The pictures are taken from the book “Guida alla Natura di Capo Milazzo” by Carmelo Isgrò. The book is available in bookstores and on the website
It is possible to make excursions to Capo Milazzo with the biologist Carmelo Isgrò (author of the book) by sending an email to or calling +393492637838

“St. Anthony’s Bay” Trail

This trail is located in the end of Milazzo Cape. It begins near the Torre Longa and leads to the beach where the ruined buildings of the ancient “Tonnarella of Sant’Antonio“, one of the seven tuna factories of Milazzo.

Continuing the path we see the remains of “Palombaro Tower” where the low mediterranean scrub characterizes the landscape. Walking along a staircase, you will come to an amazing panoramic view from where you can admire breathtaking views and the characteristic Mediterranean flora and fauna.
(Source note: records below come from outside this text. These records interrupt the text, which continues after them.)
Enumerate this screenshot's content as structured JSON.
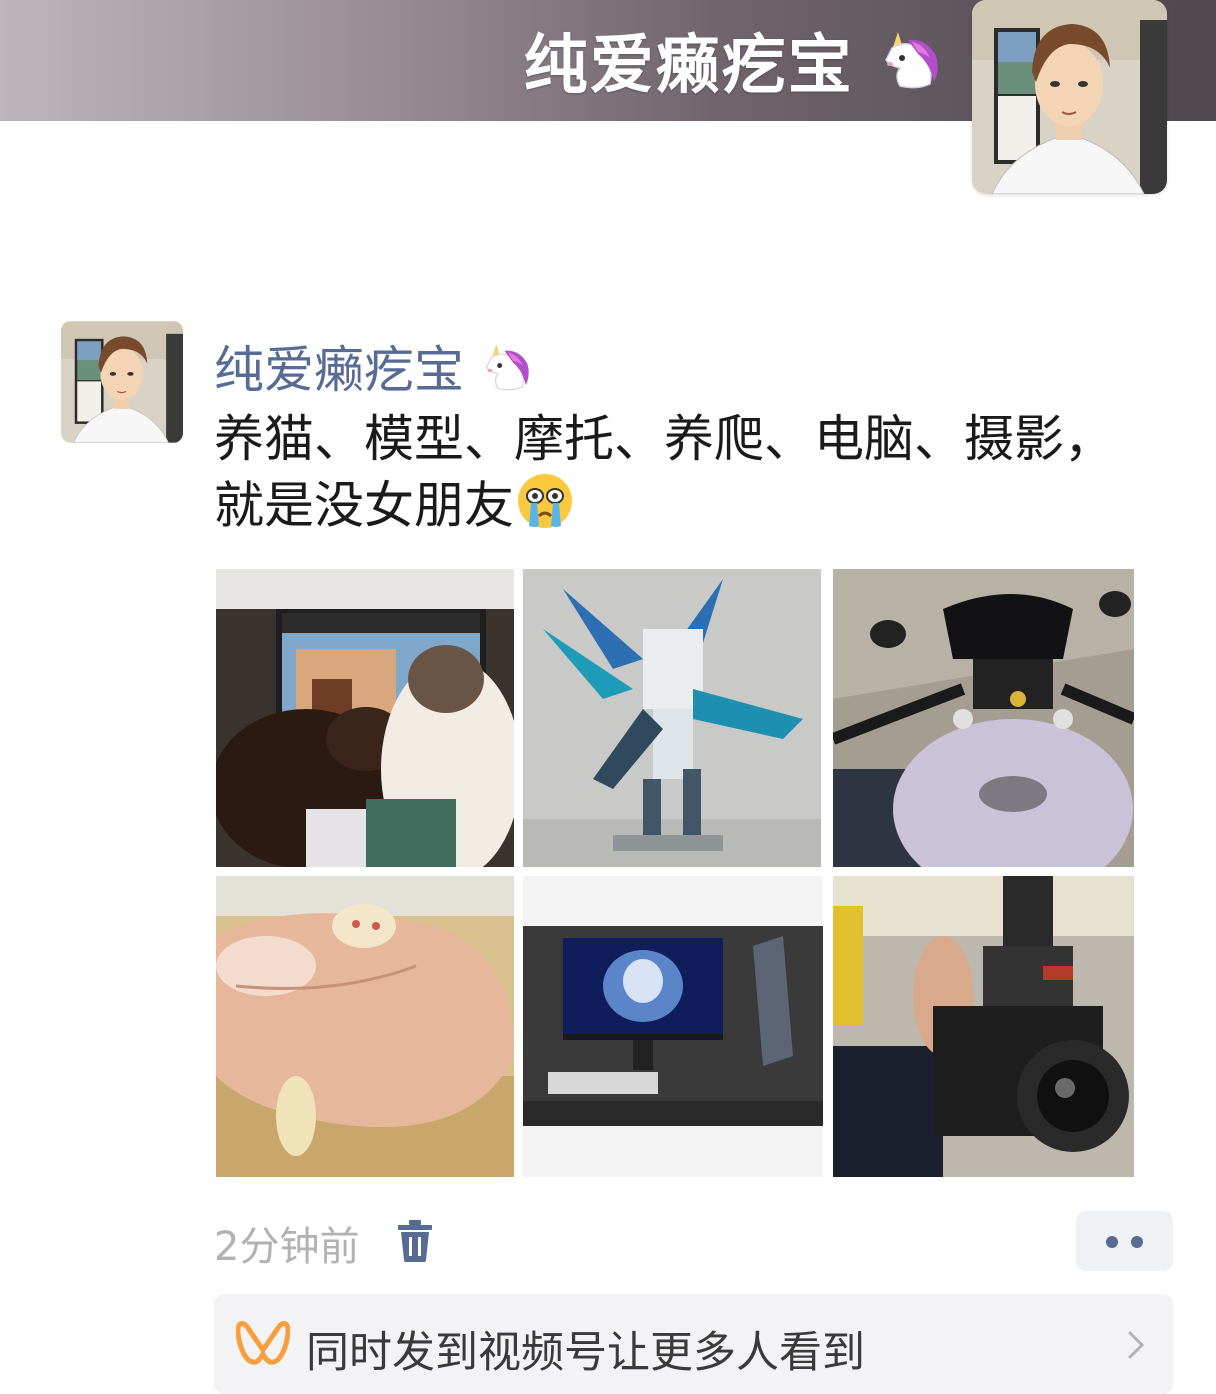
{
  "profile": {
    "cover_name": "纯爱癞疙宝",
    "cover_emoji": "unicorn-icon"
  },
  "post": {
    "author": "纯爱癞疙宝",
    "author_emoji": "unicorn-icon",
    "text": "养猫、模型、摩托、养爬、电脑、摄影，就是没女朋友",
    "text_emoji": "crying-face-icon",
    "images": [
      {
        "subject": "cats"
      },
      {
        "subject": "mecha-model"
      },
      {
        "subject": "motorcycle"
      },
      {
        "subject": "gecko"
      },
      {
        "subject": "computer-desk"
      },
      {
        "subject": "camera"
      }
    ],
    "time": "2分钟前",
    "delete_icon": "trash-icon",
    "more_icon": "more-dots-icon"
  },
  "channel_banner": {
    "text": "同时发到视频号让更多人看到",
    "icon": "channels-icon",
    "chevron": "chevron-right-icon"
  },
  "colors": {
    "name_link": "#576b95",
    "time_gray": "#b2b2b2",
    "channel_orange": "#fa9d3b"
  }
}
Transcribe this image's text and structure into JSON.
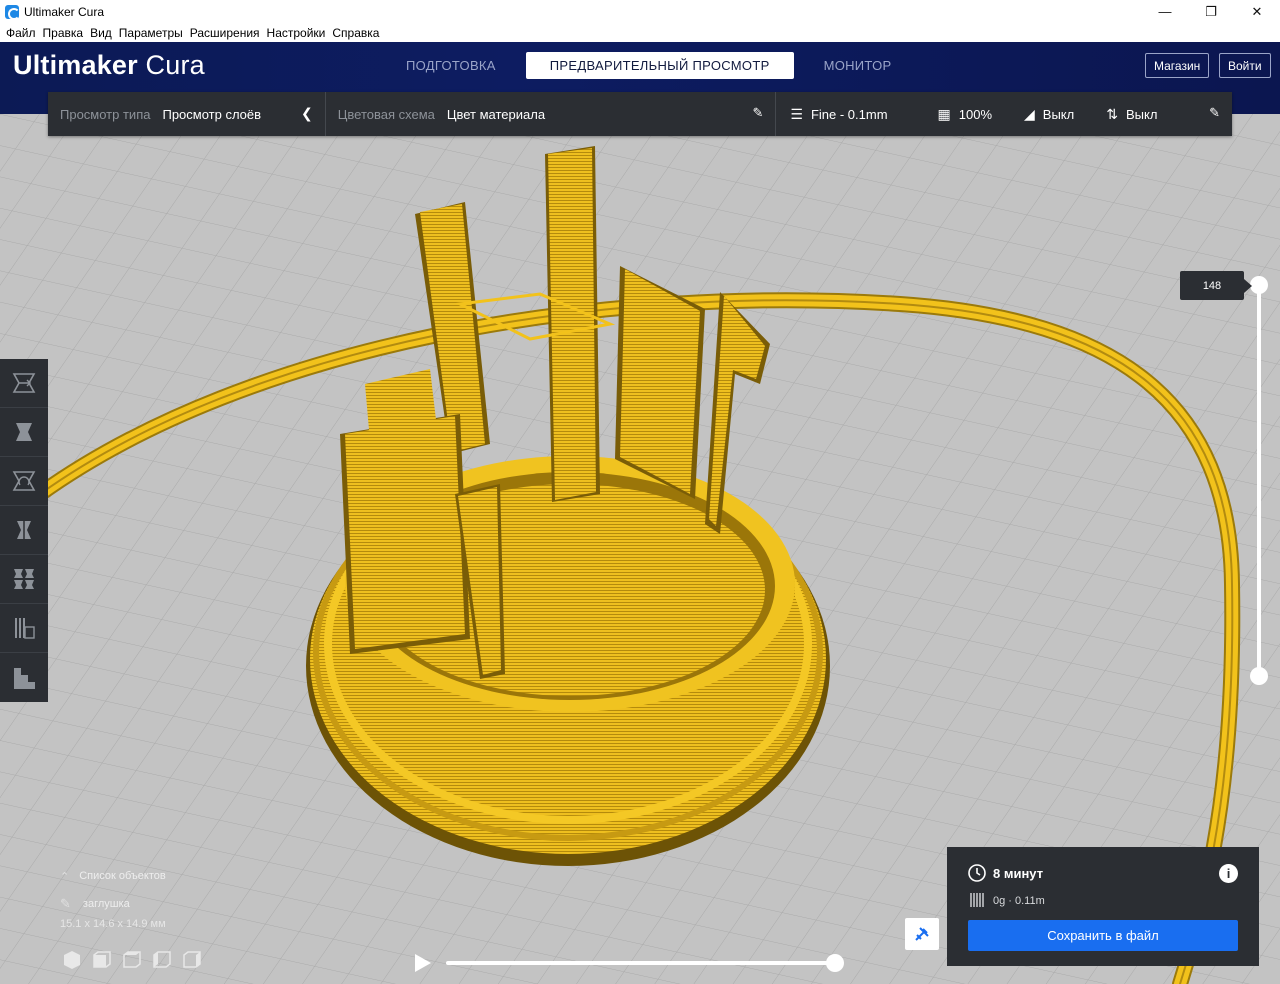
{
  "window": {
    "title": "Ultimaker Cura"
  },
  "menu": [
    "Файл",
    "Правка",
    "Вид",
    "Параметры",
    "Расширения",
    "Настройки",
    "Справка"
  ],
  "brand": {
    "bold": "Ultimaker",
    "light": " Cura"
  },
  "stages": [
    {
      "label": "ПОДГОТОВКА",
      "active": false
    },
    {
      "label": "ПРЕДВАРИТЕЛЬНЫЙ ПРОСМОТР",
      "active": true
    },
    {
      "label": "МОНИТОР",
      "active": false
    }
  ],
  "header_buttons": {
    "marketplace": "Магазин",
    "signin": "Войти"
  },
  "viewbar": {
    "view_type_label": "Просмотр типа",
    "view_type_value": "Просмотр слоёв",
    "color_scheme_label": "Цветовая схема",
    "color_scheme_value": "Цвет материала",
    "profile": "Fine - 0.1mm",
    "infill": "100%",
    "support": "Выкл",
    "adhesion": "Выкл"
  },
  "layer_slider": {
    "current": "148"
  },
  "objects": {
    "header": "Список объектов",
    "name": "заглушка",
    "dimensions": "15.1 x 14.6 x 14.9 мм"
  },
  "output": {
    "time": "8 минут",
    "material": "0g · 0.11m",
    "save_label": "Сохранить в файл"
  },
  "colors": {
    "accent": "#196ef0",
    "header": "#0c1a55",
    "panel": "#2b2e33",
    "filament": "#f2c21b"
  }
}
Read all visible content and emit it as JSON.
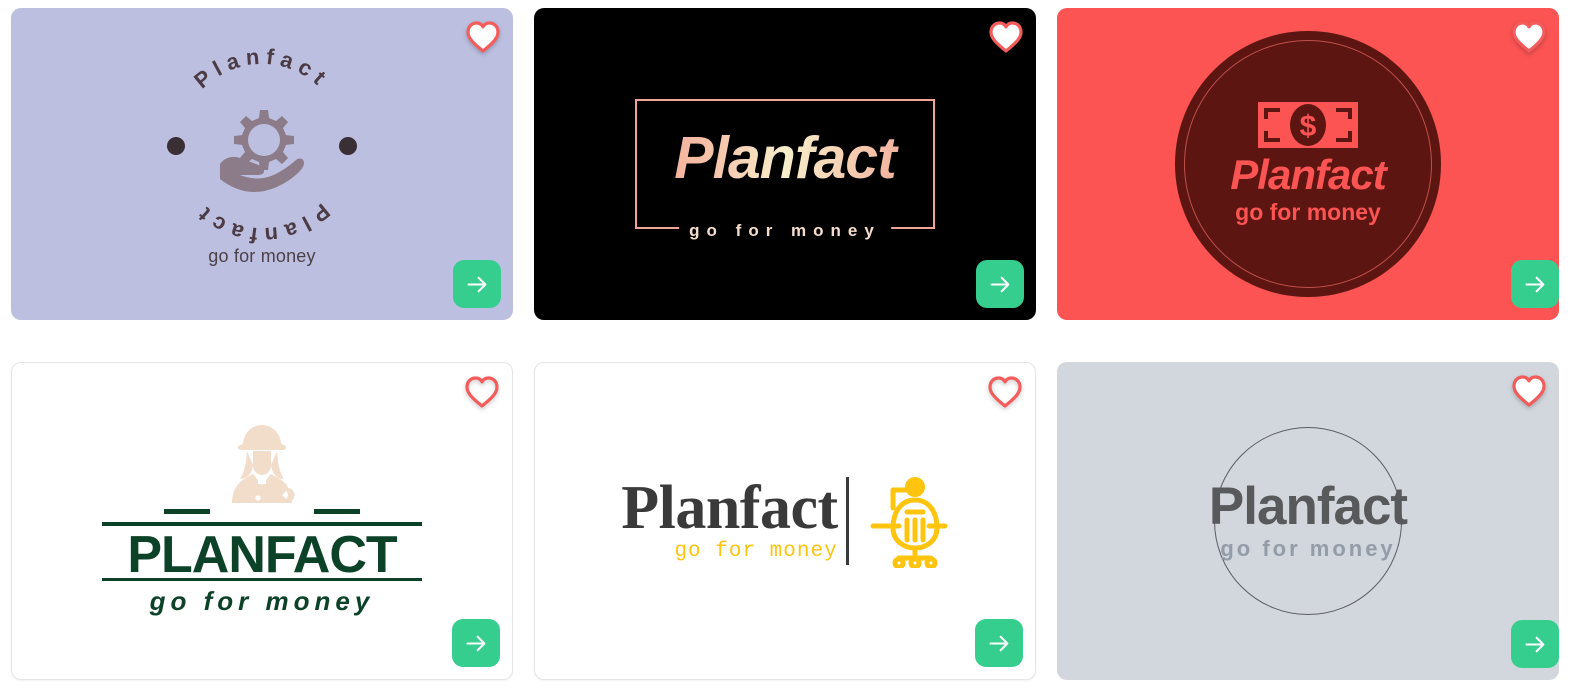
{
  "page": {
    "background": "#ffffff",
    "accent_green": "#36ce8f",
    "heart_stroke": "#f45b5b"
  },
  "controls": {
    "favorite_label": "heart-icon",
    "next_label": "arrow-right-icon"
  },
  "cards": [
    {
      "id": "card-circular-gear",
      "brand": "Planfact",
      "tagline": "go for money",
      "background": "#bcbfe0",
      "text_color": "#4c4149",
      "icon": "gear-in-hand-icon",
      "favorited": true,
      "arc_top_text": "Planfact",
      "arc_bottom_text": "Planfact"
    },
    {
      "id": "card-black-gradient-frame",
      "brand": "Planfact",
      "tagline": "go for money",
      "background": "#000000",
      "text_color": "#f6ddcb",
      "frame_color": "#f0a495",
      "icon": "rectangle-frame",
      "favorited": true
    },
    {
      "id": "card-coral-badge",
      "brand": "Planfact",
      "tagline": "go for money",
      "background": "#fb5453",
      "disc_color": "#5d1512",
      "text_color": "#fb5453",
      "icon": "banknote-dollar-icon",
      "favorited": true
    },
    {
      "id": "card-green-worker",
      "brand": "PLANFACT",
      "tagline": "go for money",
      "background": "#ffffff",
      "text_color": "#0c4228",
      "icon": "worker-helmet-wrench-icon",
      "favorited": false
    },
    {
      "id": "card-serif-chair",
      "brand": "Planfact",
      "tagline": "go for money",
      "background": "#ffffff",
      "text_color": "#3a3a3a",
      "tagline_color": "#ffc40d",
      "icon": "office-chair-person-icon",
      "favorited": false
    },
    {
      "id": "card-gray-ring",
      "brand": "Planfact",
      "tagline": "go for money",
      "background": "#d2d6dd",
      "text_color": "#58595b",
      "tagline_color": "#939ca8",
      "icon": "circle-outline",
      "favorited": true
    }
  ]
}
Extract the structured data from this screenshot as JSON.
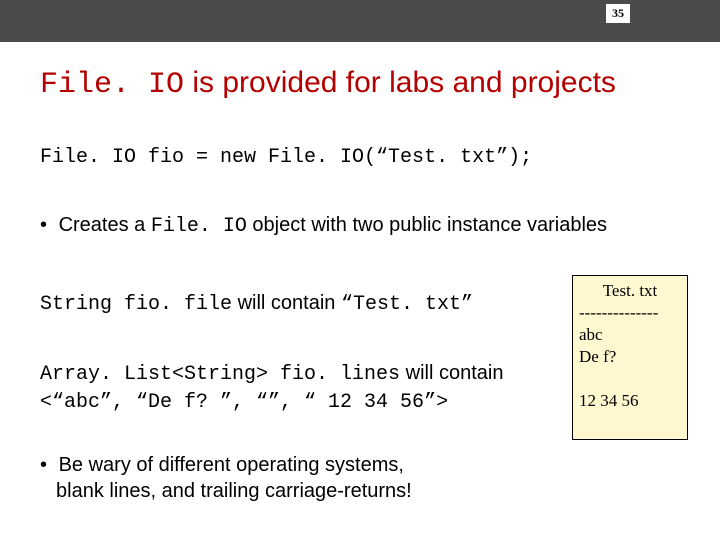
{
  "page_number": "35",
  "title": {
    "code": "File. IO",
    "rest": " is provided for labs and projects"
  },
  "code_line": "File. IO fio = new File. IO(“Test. txt”);",
  "bullet1": {
    "dot": "•",
    "pre": " Creates a ",
    "code": "File. IO",
    "post": " object with two public instance variables"
  },
  "line2": {
    "code": "String fio. file",
    "mid": " will contain ",
    "code2": "“Test. txt”"
  },
  "line3": {
    "code1": "Array. List<String> fio. lines",
    "mid": " will contain ",
    "code2": "<“abc”, “De f? ”, “”, “ 12 34 56”>"
  },
  "bullet2": {
    "dot": "•",
    "l1": " Be wary of different operating systems,",
    "l2": "blank lines, and trailing carriage-returns!"
  },
  "file_box": {
    "fname": "Test. txt",
    "dashes": "--------------",
    "l1": "abc",
    "l2": "De f?",
    "l3": " ",
    "l4": "12 34 56"
  }
}
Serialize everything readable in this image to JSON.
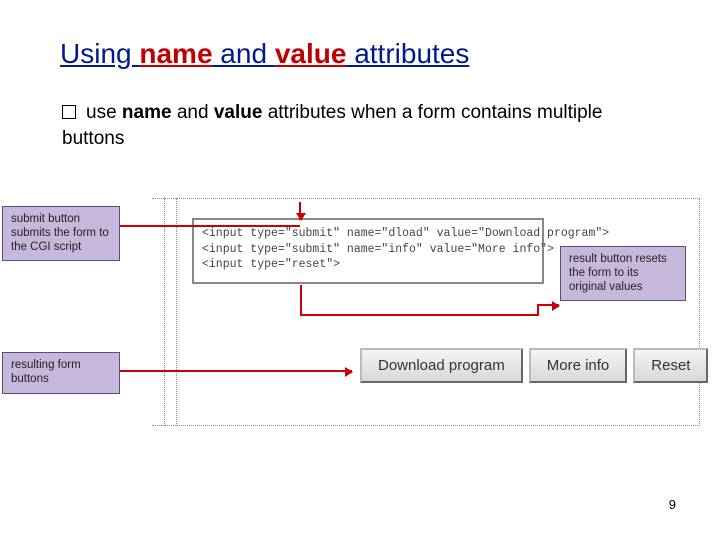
{
  "title": {
    "t1": "Using ",
    "name_word": "name",
    "t2": " and ",
    "value_word": "value",
    "t3": " attributes"
  },
  "bullet": {
    "pre": "use ",
    "name_word": "name",
    "mid": " and ",
    "value_word": "value",
    "post": " attributes when a form contains multiple buttons"
  },
  "callouts": {
    "a": "submit button submits the form to the CGI script",
    "b": "result button resets the form to its original values",
    "c": "resulting form buttons"
  },
  "code": {
    "l1": "<input type=\"submit\" name=\"dload\" value=\"Download program\">",
    "l2": "<input type=\"submit\" name=\"info\" value=\"More info\">",
    "l3": "<input type=\"reset\">"
  },
  "buttons": {
    "download": "Download program",
    "more": "More info",
    "reset": "Reset"
  },
  "page_number": "9"
}
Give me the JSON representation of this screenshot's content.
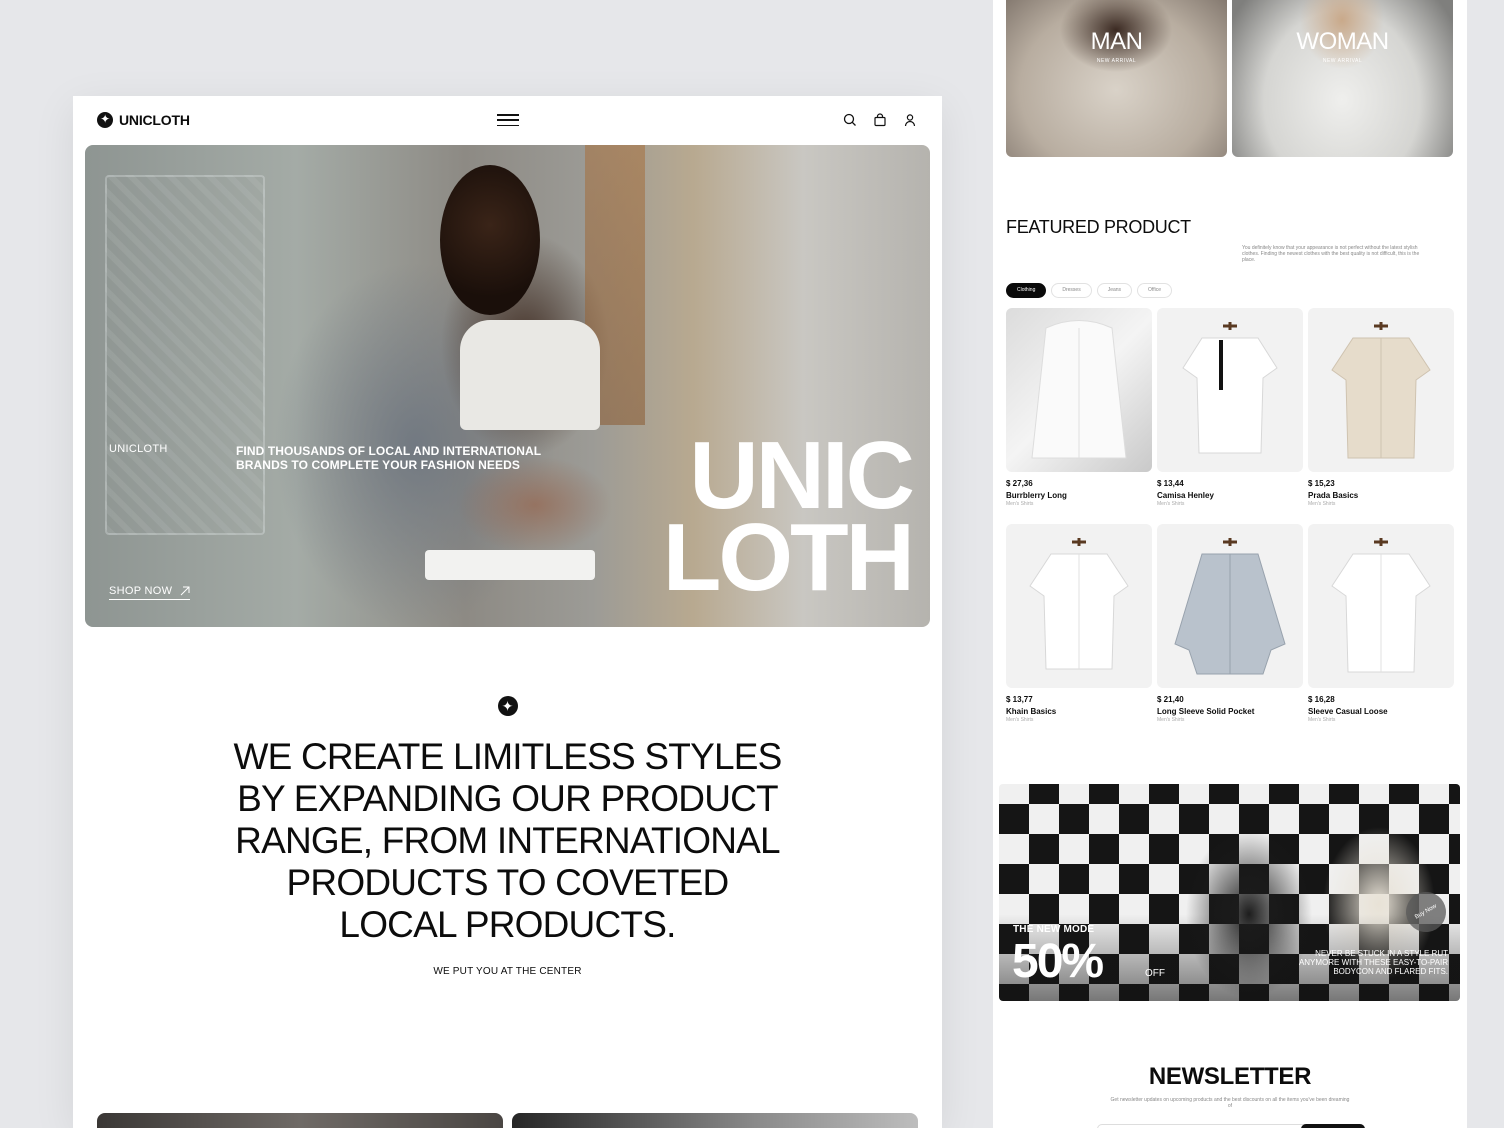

From here starts a long staircase that descends to the beautiful “Lake of Venus“, located at the extreme tip of the peninsula, where you can admire the Rock of the Portella (or “Artichoke“), which shows the signs of the erosions caused by the continuous banging of the waves.

To its right is the charming “stone face“, a natural sculpture made in the white rock.

After the “Punta messinese” there is the cave “Woman Leg”, which draws its name from the shape of a rock that, from the vault of the cave, plunges into the sea.

Along the way there will be a chance to photograph the elegant white flowers of the caper plant, which also lives in the ancient walls of the fortified citadel, with which the Baron also shares the dunes and the tunnels of wild rabbits.

“Baronia” Trail

Here is a trail that follows the coastline eastwards to “Punta Mazza“, a must-see for the naturalist’s excursion. The geological origin of Capo Milazzo is particularly clear in this place. In fact, it is possible to observe the rocks and stratification of marine sediments dating back many millions of years ago: the fossils of shells and corals are proof of it.

In “Punta Mazza” and especially along the rocky cliff, which on one side steeply falls on Rinella‘s shore, vegetation has suffered, less than in the other places, the effects of human activity.

So you can admire a lush Mediterranean scrub characterized by lentis, euphorbia and broom. Noteworthy is the presence of some species of wild orchid, including Ophrys apifera and Ophrys sphegodes subsp. Panormitana, endemic of northern Sicily.

Taking the path again and continuing in the opposite direction, at the end of the olive grove you can see a rocky hill on which you can see the ancient lighthouse, still important for navigation.

Here you can see many species of birds during the migration period, including the grey heron (Ardea cinerea), which sometimes stops at Milazzo for a few days.

Nesting on the underlying rocks, is the kestrel (falco tinnuculus); It is easy to spot it for its tails and its sudden hits on the prey.

“Belvedere” Trail

The path runs along the dry walls that follow the track throughout its length. Continuing along the path we find a detour leading to the “funtanedda” where you can see the water flowing from the wall.

Going forward, you get to the “Manica”. From this point begins the path leading to “Monte Trino” and with trekking shoes you can walk it completely without great difficulty. In this part of the Promontory landscape, vegetation, soil conformation, assume very strong character.

Panoramic View “Monte Trino”

At this point you can arrive either from the path just described and directly from the paved road and allows you to admire one of the most beautiful views of Sicily: to the north the tip of Capo Milazzo framed by the seven Aeolian Islands; To the south the Sicilian coast with the mountain ranges of Peloritani and Nebrodi, from Capo Rasocolmo to Capo Calavà and Capo d’Orlando, with the imposing Vulcano Etna; To the east the Gulf of Milazzo and west to the Gulf of Patti.

The slopes of Monte Trino, like most of the Capo, have been terraced and used as olive trees. It is possible to observe very ancient olive trees, with their canopy low due to exposure to winds and with rough and twisted trunks covered at the base by dense wild bushes. Another centuries-old plant is the Carrubo (Ceratonia siliqua) cultivated among olive trees and spontaneous, along with the “olivastro“, on the near rocky slope.